The Obama administration appears anxious for negotiations to succeed, though it has also stated that no deal is better than a bad deal. If the talks collapse, international support for sanctions would likely begin to fall apart, reducing U.S. leverage. The world is watching, particularly U.S. allies in Europe and Asia, as well as regional friends like Israel, Jordan, the United Arab Emirates, and Saudi Arabia. Last week, Riyadh indicated disappointment with Washington for its lack of resolve in Syria and its apparent conciliatory attitude toward Iran.

Washington appears to believe that time is on its side, with Iran's nuclear advances still reversible. From a technical point of view, that is debatable. And any concessions granted to Iran, such as allowing it to enrich uranium at all, would soon be demanded by other countries that have previously been denied those rights. Indeed, rewarding Iran in this way for noncompliance with its nonproliferation commitments would seem indulgent.

In the Middle East, many are concerned that Iran's progress puts it on the cusp of becoming a de facto nuclear power. Perception being a reality, Tehran is emerging as the regional hegemon, and an agreement with the West would be seen as Washington confirming this status. Even at this delicate stage, then, Washington needs to negotiate expeditiously, achieving tangible progress that defangs Iran and eases the fears of U.S. allies.

Simon Henderson is the Baker Fellow and director of the Gulf and Energy Policy Program at The Washington Institute.
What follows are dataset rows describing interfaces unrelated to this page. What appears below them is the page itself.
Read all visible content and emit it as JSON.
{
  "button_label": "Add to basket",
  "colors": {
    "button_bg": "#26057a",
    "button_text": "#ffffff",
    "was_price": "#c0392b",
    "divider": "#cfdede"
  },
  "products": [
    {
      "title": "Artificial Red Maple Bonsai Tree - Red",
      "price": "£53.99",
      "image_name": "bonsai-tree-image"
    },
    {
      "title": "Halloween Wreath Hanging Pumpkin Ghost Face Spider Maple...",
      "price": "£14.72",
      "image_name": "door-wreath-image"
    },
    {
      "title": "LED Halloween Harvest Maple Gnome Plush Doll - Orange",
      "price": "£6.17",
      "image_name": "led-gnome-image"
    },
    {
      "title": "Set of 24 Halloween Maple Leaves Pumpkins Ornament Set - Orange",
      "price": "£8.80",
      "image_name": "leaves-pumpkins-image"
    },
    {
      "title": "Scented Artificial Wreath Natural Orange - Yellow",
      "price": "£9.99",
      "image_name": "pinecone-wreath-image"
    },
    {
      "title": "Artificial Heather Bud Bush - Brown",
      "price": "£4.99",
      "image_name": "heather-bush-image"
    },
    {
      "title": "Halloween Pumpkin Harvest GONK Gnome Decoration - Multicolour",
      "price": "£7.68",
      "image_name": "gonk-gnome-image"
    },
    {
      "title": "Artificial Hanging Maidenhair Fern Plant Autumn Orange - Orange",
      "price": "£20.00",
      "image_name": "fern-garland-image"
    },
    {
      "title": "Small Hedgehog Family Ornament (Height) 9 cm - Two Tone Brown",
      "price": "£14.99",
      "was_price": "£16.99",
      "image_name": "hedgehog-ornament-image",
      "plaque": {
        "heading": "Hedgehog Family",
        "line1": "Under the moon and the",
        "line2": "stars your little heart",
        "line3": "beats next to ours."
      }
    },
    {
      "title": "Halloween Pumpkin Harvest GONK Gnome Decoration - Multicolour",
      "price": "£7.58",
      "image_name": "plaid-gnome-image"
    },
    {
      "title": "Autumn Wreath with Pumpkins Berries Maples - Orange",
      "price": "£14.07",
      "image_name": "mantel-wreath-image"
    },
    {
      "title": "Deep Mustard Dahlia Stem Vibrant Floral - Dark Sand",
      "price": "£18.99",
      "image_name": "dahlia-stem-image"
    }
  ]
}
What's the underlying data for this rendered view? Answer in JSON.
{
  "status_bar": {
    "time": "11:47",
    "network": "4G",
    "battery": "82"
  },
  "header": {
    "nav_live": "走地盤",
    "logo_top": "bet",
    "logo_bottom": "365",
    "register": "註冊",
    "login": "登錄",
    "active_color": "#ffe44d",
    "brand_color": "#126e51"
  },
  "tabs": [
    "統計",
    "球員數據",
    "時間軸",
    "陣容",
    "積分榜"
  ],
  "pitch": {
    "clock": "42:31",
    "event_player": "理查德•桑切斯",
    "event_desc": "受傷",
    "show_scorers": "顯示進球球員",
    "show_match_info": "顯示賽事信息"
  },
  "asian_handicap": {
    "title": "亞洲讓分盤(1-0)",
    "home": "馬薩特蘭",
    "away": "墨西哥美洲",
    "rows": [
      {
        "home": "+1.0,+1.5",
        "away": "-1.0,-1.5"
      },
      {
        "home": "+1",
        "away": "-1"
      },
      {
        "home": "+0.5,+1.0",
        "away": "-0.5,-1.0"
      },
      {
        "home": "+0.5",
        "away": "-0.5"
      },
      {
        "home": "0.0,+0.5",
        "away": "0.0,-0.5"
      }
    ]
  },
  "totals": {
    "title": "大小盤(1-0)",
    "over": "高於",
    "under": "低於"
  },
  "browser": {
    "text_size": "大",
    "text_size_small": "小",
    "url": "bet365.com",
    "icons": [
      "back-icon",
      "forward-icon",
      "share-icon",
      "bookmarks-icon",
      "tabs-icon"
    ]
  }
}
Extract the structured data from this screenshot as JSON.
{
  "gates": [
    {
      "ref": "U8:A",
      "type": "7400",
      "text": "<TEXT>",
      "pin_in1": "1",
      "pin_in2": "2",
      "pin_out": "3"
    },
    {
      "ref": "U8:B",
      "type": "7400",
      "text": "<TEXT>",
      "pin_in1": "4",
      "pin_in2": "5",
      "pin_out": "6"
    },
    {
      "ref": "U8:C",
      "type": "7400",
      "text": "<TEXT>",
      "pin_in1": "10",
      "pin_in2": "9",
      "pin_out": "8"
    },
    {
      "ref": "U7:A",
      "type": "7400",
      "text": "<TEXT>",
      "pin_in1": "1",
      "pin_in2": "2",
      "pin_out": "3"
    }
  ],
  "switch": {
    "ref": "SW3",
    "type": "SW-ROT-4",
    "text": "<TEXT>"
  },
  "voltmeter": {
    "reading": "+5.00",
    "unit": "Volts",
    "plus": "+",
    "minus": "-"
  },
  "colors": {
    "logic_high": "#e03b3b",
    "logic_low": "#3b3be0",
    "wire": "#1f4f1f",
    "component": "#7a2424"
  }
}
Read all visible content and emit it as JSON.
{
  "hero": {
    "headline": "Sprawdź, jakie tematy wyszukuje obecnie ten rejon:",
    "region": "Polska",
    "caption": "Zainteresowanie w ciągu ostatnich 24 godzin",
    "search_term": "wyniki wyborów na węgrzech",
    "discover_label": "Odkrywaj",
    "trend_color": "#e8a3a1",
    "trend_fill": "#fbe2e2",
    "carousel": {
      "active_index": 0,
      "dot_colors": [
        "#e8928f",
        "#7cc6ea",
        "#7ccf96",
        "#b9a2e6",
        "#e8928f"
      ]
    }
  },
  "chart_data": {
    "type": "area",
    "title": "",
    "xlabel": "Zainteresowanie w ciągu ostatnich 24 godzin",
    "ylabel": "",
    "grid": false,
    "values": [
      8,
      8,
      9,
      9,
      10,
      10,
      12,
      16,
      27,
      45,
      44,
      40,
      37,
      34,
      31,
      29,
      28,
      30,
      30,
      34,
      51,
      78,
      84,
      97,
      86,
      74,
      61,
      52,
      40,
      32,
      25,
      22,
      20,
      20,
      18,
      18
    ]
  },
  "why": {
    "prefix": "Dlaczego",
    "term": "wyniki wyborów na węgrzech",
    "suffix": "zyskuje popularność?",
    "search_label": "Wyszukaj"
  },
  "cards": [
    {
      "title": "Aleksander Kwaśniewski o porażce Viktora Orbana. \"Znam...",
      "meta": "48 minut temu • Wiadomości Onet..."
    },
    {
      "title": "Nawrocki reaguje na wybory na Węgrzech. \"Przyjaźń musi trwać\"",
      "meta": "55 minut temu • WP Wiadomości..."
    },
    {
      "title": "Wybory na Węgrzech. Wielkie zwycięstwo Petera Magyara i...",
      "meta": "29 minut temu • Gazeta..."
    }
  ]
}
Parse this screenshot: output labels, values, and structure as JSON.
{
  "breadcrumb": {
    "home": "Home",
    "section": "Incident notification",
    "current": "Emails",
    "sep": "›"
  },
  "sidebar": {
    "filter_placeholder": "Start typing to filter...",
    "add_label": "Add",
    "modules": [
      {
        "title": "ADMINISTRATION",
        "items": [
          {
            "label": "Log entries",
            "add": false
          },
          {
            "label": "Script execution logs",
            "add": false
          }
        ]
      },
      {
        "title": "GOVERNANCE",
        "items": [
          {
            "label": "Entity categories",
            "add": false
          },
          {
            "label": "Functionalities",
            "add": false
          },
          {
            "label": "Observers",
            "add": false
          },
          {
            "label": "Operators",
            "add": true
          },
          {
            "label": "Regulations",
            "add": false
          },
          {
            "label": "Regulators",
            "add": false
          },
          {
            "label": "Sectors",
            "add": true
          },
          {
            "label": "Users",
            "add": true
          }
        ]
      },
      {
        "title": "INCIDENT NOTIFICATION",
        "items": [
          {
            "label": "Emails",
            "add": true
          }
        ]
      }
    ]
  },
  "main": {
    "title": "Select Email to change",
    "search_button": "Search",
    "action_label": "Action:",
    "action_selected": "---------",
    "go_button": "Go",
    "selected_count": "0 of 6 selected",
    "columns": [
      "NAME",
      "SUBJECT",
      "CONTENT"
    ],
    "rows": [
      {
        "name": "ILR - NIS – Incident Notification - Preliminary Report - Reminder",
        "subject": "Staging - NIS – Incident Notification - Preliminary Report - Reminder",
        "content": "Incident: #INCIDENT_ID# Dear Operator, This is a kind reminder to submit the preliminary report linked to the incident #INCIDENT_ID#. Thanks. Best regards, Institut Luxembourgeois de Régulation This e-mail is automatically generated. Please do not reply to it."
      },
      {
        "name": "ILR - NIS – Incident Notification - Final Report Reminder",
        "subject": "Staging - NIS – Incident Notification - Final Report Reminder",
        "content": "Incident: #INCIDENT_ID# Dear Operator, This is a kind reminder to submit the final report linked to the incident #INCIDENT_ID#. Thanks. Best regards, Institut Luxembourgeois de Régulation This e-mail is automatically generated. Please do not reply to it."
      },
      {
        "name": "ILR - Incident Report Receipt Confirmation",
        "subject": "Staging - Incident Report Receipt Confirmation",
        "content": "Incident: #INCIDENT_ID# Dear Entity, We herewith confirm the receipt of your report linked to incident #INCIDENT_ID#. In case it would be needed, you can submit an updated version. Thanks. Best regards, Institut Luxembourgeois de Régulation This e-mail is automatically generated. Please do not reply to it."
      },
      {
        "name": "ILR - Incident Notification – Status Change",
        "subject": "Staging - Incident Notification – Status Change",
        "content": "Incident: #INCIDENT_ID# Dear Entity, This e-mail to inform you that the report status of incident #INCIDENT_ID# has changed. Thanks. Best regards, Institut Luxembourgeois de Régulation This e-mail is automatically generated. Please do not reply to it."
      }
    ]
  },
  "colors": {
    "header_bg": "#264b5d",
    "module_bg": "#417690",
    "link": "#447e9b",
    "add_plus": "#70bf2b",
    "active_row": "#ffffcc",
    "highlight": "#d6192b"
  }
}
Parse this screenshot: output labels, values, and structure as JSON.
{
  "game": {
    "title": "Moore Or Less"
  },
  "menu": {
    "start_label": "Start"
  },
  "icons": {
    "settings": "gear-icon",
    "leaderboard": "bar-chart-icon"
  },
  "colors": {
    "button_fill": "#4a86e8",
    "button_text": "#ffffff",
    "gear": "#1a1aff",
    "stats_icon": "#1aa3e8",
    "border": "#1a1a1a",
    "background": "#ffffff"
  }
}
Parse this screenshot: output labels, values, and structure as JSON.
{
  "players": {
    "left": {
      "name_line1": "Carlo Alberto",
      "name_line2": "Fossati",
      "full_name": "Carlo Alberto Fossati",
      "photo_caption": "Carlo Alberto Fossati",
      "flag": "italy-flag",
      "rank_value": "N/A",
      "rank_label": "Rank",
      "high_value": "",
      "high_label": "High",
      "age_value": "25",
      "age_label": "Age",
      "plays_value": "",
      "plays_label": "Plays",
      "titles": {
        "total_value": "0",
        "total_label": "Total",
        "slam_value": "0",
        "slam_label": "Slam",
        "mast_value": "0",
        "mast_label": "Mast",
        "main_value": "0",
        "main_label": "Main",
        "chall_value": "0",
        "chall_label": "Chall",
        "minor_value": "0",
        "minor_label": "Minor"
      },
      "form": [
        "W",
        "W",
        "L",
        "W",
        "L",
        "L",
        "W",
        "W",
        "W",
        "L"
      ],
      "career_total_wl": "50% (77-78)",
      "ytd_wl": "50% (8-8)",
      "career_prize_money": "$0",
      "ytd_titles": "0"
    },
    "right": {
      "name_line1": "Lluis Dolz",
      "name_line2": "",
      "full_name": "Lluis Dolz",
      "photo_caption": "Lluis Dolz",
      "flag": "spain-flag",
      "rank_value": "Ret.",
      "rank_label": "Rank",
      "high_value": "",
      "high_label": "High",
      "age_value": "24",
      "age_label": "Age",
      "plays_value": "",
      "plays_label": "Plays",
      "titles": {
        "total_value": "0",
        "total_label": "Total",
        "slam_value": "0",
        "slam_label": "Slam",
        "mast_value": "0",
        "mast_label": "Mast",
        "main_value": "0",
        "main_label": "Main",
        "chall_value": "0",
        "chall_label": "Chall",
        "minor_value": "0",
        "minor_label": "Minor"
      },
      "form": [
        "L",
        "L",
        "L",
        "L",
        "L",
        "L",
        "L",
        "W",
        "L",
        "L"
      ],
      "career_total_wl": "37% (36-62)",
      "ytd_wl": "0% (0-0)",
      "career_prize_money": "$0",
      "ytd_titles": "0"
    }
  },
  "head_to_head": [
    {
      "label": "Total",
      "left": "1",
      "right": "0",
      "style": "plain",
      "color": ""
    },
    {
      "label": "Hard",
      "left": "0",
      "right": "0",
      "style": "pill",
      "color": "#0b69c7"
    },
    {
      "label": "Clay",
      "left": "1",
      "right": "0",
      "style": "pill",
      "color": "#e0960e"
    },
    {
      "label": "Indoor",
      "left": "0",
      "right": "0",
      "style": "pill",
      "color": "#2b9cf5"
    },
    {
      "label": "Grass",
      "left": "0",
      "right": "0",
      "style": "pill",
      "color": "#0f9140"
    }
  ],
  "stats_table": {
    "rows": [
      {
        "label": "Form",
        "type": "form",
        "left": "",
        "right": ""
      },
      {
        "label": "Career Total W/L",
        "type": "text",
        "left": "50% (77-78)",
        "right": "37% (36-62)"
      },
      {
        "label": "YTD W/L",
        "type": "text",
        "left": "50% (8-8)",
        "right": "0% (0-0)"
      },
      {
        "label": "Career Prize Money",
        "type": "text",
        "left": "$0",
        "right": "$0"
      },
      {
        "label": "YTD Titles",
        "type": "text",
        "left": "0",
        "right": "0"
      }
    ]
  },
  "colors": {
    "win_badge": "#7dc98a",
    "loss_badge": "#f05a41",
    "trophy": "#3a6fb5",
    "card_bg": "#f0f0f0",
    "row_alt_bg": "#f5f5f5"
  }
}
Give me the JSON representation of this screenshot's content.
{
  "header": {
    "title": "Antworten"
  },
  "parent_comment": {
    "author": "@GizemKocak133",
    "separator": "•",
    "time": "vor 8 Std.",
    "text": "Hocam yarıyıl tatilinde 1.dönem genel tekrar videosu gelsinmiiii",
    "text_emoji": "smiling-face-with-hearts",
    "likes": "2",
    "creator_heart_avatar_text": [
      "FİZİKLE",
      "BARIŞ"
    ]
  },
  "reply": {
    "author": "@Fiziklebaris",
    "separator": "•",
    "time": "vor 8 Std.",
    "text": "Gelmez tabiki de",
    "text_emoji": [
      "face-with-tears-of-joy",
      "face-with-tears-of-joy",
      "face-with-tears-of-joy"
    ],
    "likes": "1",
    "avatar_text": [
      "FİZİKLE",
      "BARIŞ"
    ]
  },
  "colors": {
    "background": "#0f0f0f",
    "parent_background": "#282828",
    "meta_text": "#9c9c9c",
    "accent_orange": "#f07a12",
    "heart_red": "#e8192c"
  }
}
Olli Heinonen is a senior fellow with the Belfer Center at Harvard University's Kennedy School and a former deputy director-general for safeguards at the IAEA. Previously, they coauthored Nuclear Iran: A Glossary of Terms, a joint publication of The Washington Institute and the Belfer Center.